Task →
Repeat the records below exactly as they appear.

[[ Input records, beginning ]]

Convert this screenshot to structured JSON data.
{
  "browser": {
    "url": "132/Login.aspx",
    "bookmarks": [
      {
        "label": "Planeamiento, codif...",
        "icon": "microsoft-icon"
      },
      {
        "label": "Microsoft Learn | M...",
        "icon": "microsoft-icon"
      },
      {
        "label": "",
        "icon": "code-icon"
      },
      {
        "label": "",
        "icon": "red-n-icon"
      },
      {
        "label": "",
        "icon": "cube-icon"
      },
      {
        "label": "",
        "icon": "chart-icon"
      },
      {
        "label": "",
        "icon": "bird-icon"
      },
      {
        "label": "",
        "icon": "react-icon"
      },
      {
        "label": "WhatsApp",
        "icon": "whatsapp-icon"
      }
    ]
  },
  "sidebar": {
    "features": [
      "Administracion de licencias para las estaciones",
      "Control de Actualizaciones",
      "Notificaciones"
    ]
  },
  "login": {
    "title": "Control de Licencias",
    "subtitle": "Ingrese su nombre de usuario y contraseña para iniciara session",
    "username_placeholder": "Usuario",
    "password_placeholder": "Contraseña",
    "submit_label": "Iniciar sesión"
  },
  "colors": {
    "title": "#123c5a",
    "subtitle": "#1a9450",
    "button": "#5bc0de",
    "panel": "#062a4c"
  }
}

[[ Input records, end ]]

Solution to this problem →
Convert this screenshot to structured JSON data.
{
  "browser": {
    "url": "132/Login.aspx",
    "bookmarks": [
      {
        "label": "Planeamiento, codif...",
        "icon": "microsoft-icon"
      },
      {
        "label": "Microsoft Learn | M...",
        "icon": "microsoft-icon"
      },
      {
        "label": "",
        "icon": "code-icon"
      },
      {
        "label": "",
        "icon": "red-n-icon"
      },
      {
        "label": "",
        "icon": "cube-icon"
      },
      {
        "label": "",
        "icon": "chart-icon"
      },
      {
        "label": "",
        "icon": "bird-icon"
      },
      {
        "label": "",
        "icon": "react-icon"
      },
      {
        "label": "WhatsApp",
        "icon": "whatsapp-icon"
      }
    ]
  },
  "sidebar": {
    "features": [
      "Administracion de licencias para las estaciones",
      "Control de Actualizaciones",
      "Notificaciones"
    ]
  },
  "login": {
    "title": "Control de Licencias",
    "subtitle": "Ingrese su nombre de usuario y contraseña para iniciara session",
    "username_placeholder": "Usuario",
    "password_placeholder": "Contraseña",
    "submit_label": "Iniciar sesión"
  },
  "colors": {
    "title": "#123c5a",
    "subtitle": "#1a9450",
    "button": "#5bc0de",
    "panel": "#062a4c"
  }
}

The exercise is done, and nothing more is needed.